The members hear Kootenay Co-op operations on solid finanical ground
The Kootenay Co-op held its Annual General Meeting on Wednesday at Selkirk College to discuss the current status of the organization and where things are headed as they move into 2016.
The meeting began with an introduction from current president John Steinman, who welcomed new members of senior management including Finance Manager Sean Silverson, Marketing and Outreach Manager Jaime Frederick, Grocery Manager Tabitha Archer and Deli Manager Christoph Martens.
Following the president’s report was a breakdown of the finances for this past year, explained in detail by Finance Manager Sean Silverson. Despite a poor economy and increased competition from major retailers looking to crack into the growing desire for locally sourced, organic food, the Co-op performed quite well this year.
An 8.6 per cent increase in sales resulted in an increase of over $1 million from last year, and while expenses also increased, this was mainly due to the addition of new positions at the Co-op and employee raises.
An issue of some contention was an increase in the amount of in-store credit given to the board directors. The move aimed to bump up the current amount for board directors to $230 from $180 a month, and to $250 from $190 for the Vice-President and to $275 from $200 for the President.
While a few members disagreed with this increase, the general feeling was one of support.

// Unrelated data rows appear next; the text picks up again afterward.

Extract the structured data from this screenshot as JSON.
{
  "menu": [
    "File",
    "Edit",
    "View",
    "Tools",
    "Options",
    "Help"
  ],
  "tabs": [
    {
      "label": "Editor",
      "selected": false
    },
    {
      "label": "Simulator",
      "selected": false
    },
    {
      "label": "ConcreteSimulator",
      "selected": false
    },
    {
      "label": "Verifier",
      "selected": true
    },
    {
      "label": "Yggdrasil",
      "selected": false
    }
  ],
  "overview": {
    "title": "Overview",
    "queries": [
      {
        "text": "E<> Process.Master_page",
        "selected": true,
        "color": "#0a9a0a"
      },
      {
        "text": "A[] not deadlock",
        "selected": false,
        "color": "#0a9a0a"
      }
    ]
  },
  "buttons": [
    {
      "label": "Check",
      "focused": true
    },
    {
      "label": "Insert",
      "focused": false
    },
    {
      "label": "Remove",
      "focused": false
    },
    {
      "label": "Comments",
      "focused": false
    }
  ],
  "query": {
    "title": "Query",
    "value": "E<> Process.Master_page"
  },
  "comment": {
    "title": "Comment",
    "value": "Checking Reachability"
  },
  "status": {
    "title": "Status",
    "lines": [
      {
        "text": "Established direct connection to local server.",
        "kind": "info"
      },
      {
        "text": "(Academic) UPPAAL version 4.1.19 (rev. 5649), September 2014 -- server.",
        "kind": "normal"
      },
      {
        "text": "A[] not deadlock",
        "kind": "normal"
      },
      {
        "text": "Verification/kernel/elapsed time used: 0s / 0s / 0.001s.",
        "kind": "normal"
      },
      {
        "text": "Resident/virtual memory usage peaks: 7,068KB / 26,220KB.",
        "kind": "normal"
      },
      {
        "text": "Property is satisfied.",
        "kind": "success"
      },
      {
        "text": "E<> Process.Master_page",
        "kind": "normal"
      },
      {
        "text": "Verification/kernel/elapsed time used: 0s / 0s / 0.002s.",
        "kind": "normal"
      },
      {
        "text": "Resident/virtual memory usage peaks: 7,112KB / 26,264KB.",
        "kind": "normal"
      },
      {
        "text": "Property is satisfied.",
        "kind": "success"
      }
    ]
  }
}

“I think the fact that we have a gazillion dollar enterprise, this is small potatoes we’re offering the board for putting in lots of work,” said a Co-op member in response to the complaint.
Other supporters shared this sentiment, with one saying: “I really want to applaud the board for putting in all those hours. We all shop at the co-op we all love the co-op, but we’re just shopping there and going home and enjoying it.
“The board is doing the same thing but they’re also putting in hours and hours, and when you look at what they’re being paid. They’re not being paid for their work. They work really hard for very small amount of money. I salute you.”
Following the discussion on member compensation was the appointment of new members to the Board of Directors; Liz Babcock, Abra Brynne, Alex Berland, Andrew Jarrett, Cathy-Ann Glockner and Stephan Martineau, who spoke through an email as he is currently in Montreal.
Nelson Commons Development Report
After a short break, the Member Information Meeting took place, opening with a development report from Nelson Commons Project Manager Russell Precious.
The report covered the history of the Commons project, and highlighted a few issues that have caused unexpected setbacks in construction and financing.
Among these was the discovery of asbestos in the cinder blocks during demolition of the forme Extra Foods Grocery Store.
“It was about $100,000 tab to clear that insulation out,” Precious explained.
“They can’t just vacuum it out, they have to break open every single brick and spray it with a glue so when the bricks are moved to the landfill there’s no asbestos flying out in the air.”
Another major issue was that despite initial reports of a small amount of contaminated soil, upon construction it was discovered that number was closer to 80 per cent.
“The RDCK is doing well financially this year, we paid them $228,000 to have that material parked in their dump site, and there are additional trucking fees. So that was about a $300,000 hit.
Between the asbestos and the contaminated soil, that wasn’t a great start. Luckily it didn’t get worse than that,” Precious said.
Another unfortunate setback involved the relationship between the BC Wineguys and an informal deal that involved them setting up shop in the new store.
However, they have since been purchased by the Jim Pattison Group and will no longer be moving into the Commons.
While this was certainly a bit of bad news, another organization has since stepped up and offered a potential partnership.
“We do have an understanding, not quite a closed deal but very close. The Fisherman’s Market are moving into our project. They are buying a shop on Hall St.,” Precious said.
Precious also mentioned another potential deal with an “Iconic Nelson institution” looking at the other half, but because the deal isn’t yet official the company didn’t want to be named in the presentation.
As far as residential property goes, 44 out of 54 units have been sold or are pending sales, with the top floor completely sold out.
The meeting concluded with flowers for departing directors Zoë Creighton, Paula Sobie and Susan Morrison.